__Provided records__
========================================================================

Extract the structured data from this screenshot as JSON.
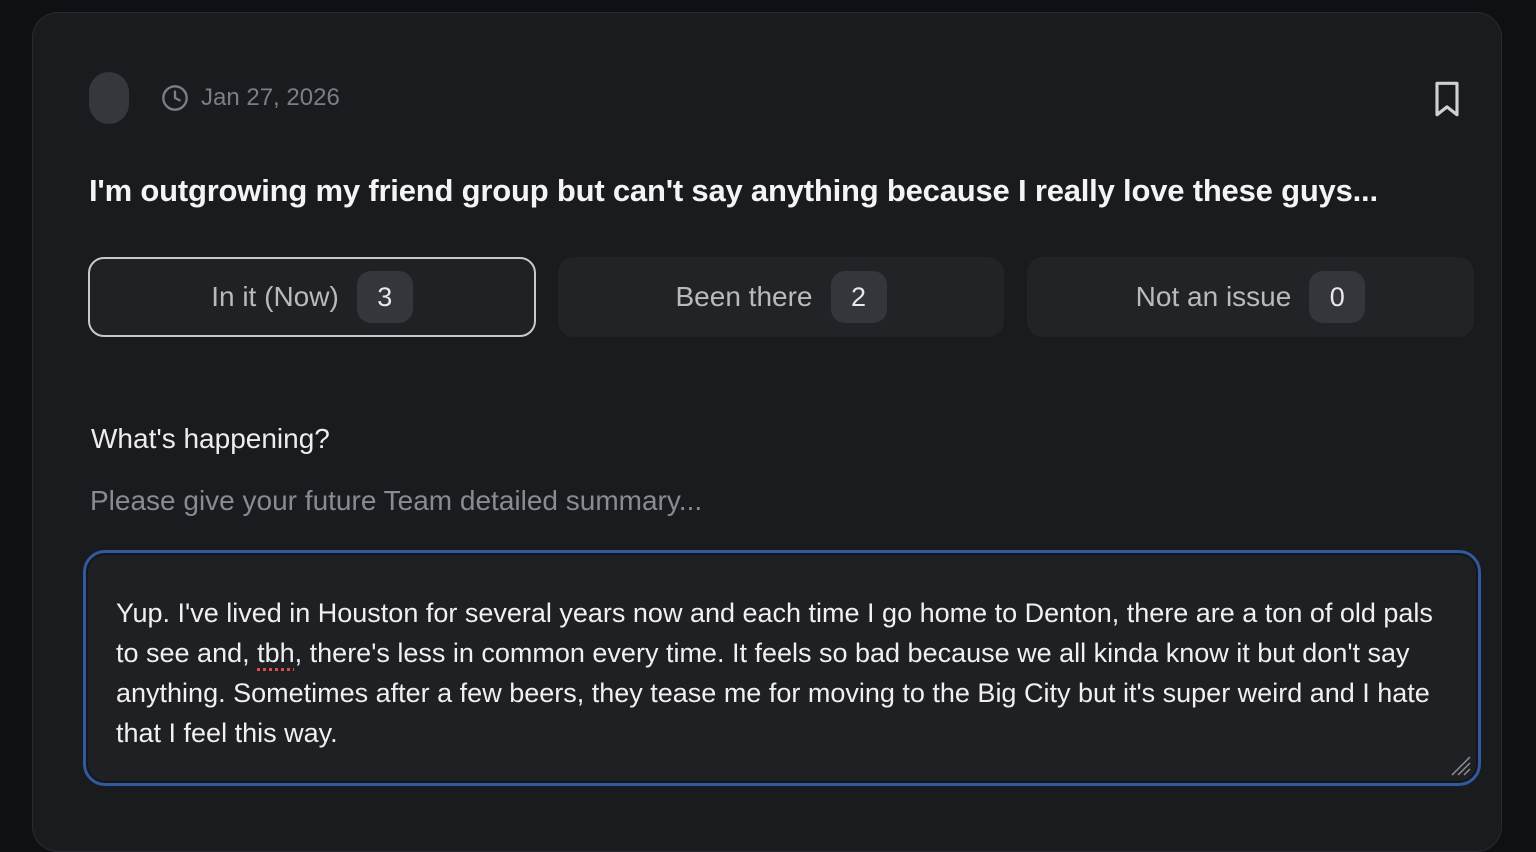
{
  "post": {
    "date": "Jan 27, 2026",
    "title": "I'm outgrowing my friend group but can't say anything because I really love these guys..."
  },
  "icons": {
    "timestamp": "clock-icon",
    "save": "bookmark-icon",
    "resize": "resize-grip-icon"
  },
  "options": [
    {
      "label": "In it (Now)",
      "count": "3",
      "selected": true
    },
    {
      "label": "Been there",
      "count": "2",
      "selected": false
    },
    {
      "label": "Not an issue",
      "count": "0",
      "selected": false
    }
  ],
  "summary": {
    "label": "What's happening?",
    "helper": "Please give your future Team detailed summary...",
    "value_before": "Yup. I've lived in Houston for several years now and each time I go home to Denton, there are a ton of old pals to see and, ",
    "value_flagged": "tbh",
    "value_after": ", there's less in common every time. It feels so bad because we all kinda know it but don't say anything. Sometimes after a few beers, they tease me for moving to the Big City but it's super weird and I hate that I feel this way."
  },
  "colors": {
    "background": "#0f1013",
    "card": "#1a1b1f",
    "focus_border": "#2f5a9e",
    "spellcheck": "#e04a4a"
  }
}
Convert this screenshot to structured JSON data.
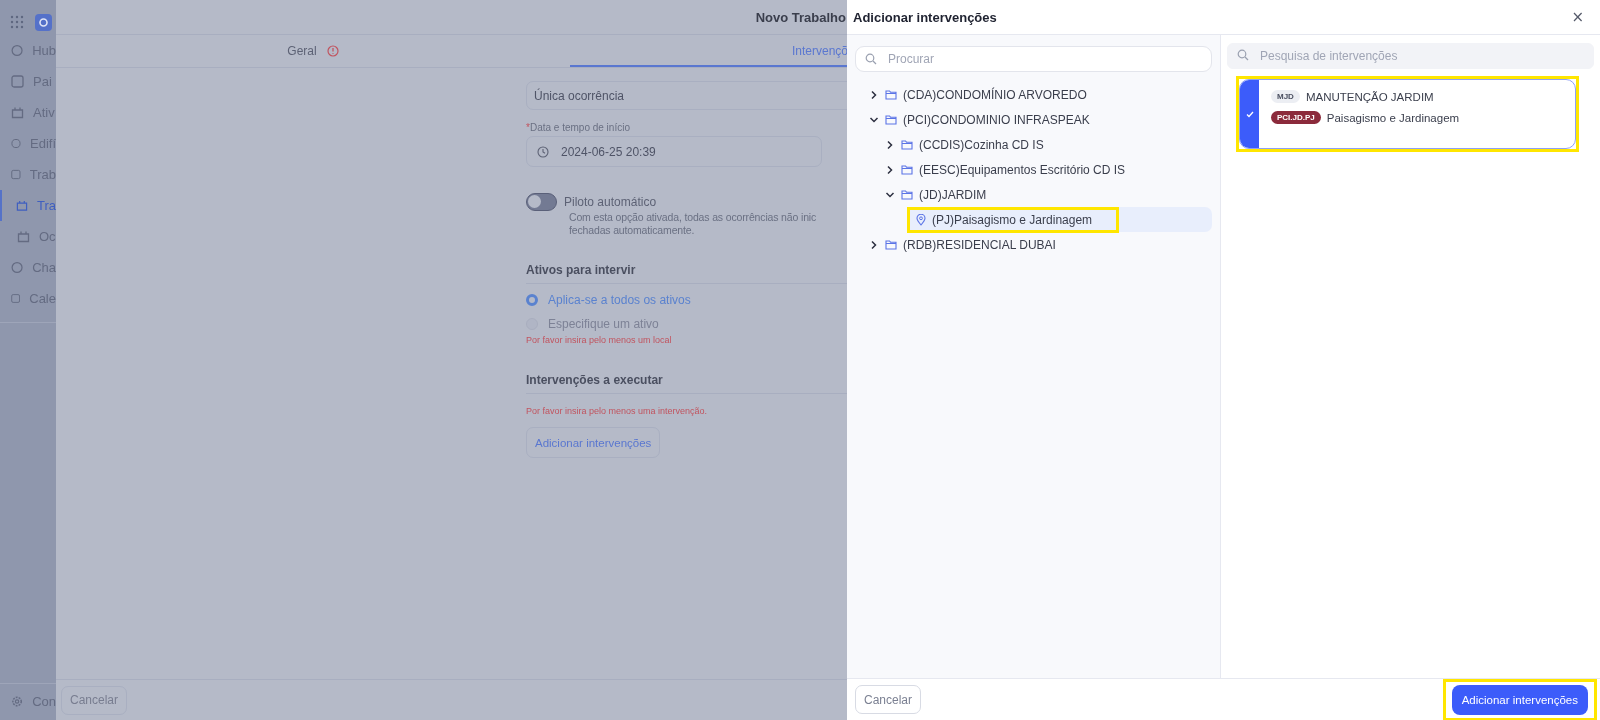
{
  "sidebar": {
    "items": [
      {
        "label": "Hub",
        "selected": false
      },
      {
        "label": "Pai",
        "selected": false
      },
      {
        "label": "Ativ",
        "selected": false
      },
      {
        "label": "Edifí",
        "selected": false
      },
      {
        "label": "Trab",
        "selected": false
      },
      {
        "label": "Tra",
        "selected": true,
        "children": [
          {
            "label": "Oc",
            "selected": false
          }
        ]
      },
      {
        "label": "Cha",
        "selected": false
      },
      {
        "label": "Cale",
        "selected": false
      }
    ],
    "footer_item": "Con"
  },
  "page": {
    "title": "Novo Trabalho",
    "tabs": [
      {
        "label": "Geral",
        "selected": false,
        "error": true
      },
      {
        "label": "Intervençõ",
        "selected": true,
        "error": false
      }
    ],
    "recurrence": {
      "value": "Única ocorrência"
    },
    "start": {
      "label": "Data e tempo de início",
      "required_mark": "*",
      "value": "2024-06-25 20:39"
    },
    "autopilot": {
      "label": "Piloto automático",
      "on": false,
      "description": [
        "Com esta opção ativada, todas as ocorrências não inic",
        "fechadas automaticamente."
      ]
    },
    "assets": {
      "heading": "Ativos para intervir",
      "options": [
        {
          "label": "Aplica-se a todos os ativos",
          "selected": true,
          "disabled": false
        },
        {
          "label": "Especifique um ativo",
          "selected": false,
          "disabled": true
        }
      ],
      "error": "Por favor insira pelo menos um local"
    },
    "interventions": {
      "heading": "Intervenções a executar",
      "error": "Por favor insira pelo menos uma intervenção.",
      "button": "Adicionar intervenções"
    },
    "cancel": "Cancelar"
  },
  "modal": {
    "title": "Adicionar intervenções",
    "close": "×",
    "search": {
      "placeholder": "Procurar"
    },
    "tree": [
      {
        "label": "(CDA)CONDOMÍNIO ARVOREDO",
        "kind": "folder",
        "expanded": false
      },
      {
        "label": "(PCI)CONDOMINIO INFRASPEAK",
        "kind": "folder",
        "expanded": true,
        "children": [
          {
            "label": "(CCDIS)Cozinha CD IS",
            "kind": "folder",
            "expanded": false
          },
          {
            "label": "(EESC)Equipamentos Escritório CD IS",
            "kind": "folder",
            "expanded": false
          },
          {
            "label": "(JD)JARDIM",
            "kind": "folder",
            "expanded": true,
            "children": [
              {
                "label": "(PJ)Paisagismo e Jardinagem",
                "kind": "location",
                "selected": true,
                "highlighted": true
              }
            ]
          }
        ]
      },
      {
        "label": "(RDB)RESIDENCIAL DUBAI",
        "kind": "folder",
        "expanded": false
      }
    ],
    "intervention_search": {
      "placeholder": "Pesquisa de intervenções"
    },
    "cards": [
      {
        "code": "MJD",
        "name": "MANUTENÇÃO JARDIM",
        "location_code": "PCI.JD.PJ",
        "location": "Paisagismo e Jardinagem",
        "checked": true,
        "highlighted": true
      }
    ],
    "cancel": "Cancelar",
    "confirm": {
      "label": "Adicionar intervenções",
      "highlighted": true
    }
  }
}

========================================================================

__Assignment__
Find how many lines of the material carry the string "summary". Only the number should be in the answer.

__Solution__
2